* WHAT THE TASK ASKS
The answer must be the data, repeated exactly.

* RECORDS FOR THIS EXERCISE
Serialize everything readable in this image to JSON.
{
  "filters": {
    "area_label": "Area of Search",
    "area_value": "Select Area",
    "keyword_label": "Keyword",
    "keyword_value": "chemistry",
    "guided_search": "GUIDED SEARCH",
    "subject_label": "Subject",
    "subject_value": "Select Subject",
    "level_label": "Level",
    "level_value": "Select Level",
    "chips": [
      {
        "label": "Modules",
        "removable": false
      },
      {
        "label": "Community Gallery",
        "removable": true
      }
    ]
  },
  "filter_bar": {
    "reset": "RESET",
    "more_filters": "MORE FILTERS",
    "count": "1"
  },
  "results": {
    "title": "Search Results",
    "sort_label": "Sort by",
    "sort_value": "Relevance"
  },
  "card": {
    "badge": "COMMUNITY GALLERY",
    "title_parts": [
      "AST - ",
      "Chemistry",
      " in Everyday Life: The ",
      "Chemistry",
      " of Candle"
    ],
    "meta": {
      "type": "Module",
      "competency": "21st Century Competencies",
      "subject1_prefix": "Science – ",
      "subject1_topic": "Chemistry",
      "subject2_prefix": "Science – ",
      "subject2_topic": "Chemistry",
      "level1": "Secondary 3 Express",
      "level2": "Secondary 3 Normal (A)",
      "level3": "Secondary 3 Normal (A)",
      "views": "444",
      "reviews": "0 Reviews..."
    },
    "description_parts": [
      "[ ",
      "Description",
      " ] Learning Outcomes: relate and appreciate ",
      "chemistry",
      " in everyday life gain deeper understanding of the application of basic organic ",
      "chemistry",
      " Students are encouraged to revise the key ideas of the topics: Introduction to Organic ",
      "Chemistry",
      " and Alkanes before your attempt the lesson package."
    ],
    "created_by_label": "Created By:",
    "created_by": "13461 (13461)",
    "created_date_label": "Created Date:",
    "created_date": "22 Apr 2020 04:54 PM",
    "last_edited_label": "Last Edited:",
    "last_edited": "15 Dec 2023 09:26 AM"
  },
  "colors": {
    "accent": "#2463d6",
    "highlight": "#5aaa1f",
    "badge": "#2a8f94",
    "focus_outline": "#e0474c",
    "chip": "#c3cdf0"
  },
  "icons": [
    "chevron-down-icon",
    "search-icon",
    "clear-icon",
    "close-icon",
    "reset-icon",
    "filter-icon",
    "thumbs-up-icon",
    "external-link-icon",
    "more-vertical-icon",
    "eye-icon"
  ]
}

* REPLY
Serialize everything readable in this image to JSON.
{
  "filters": {
    "area_label": "Area of Search",
    "area_value": "Select Area",
    "keyword_label": "Keyword",
    "keyword_value": "chemistry",
    "guided_search": "GUIDED SEARCH",
    "subject_label": "Subject",
    "subject_value": "Select Subject",
    "level_label": "Level",
    "level_value": "Select Level",
    "chips": [
      {
        "label": "Modules",
        "removable": false
      },
      {
        "label": "Community Gallery",
        "removable": true
      }
    ]
  },
  "filter_bar": {
    "reset": "RESET",
    "more_filters": "MORE FILTERS",
    "count": "1"
  },
  "results": {
    "title": "Search Results",
    "sort_label": "Sort by",
    "sort_value": "Relevance"
  },
  "card": {
    "badge": "COMMUNITY GALLERY",
    "title_parts": [
      "AST - ",
      "Chemistry",
      " in Everyday Life: The ",
      "Chemistry",
      " of Candle"
    ],
    "meta": {
      "type": "Module",
      "competency": "21st Century Competencies",
      "subject1_prefix": "Science – ",
      "subject1_topic": "Chemistry",
      "subject2_prefix": "Science – ",
      "subject2_topic": "Chemistry",
      "level1": "Secondary 3 Express",
      "level2": "Secondary 3 Normal (A)",
      "level3": "Secondary 3 Normal (A)",
      "views": "444",
      "reviews": "0 Reviews..."
    },
    "description_parts": [
      "[ ",
      "Description",
      " ] Learning Outcomes: relate and appreciate ",
      "chemistry",
      " in everyday life gain deeper understanding of the application of basic organic ",
      "chemistry",
      " Students are encouraged to revise the key ideas of the topics: Introduction to Organic ",
      "Chemistry",
      " and Alkanes before your attempt the lesson package."
    ],
    "created_by_label": "Created By:",
    "created_by": "13461 (13461)",
    "created_date_label": "Created Date:",
    "created_date": "22 Apr 2020 04:54 PM",
    "last_edited_label": "Last Edited:",
    "last_edited": "15 Dec 2023 09:26 AM"
  },
  "colors": {
    "accent": "#2463d6",
    "highlight": "#5aaa1f",
    "badge": "#2a8f94",
    "focus_outline": "#e0474c",
    "chip": "#c3cdf0"
  },
  "icons": [
    "chevron-down-icon",
    "search-icon",
    "clear-icon",
    "close-icon",
    "reset-icon",
    "filter-icon",
    "thumbs-up-icon",
    "external-link-icon",
    "more-vertical-icon",
    "eye-icon"
  ]
}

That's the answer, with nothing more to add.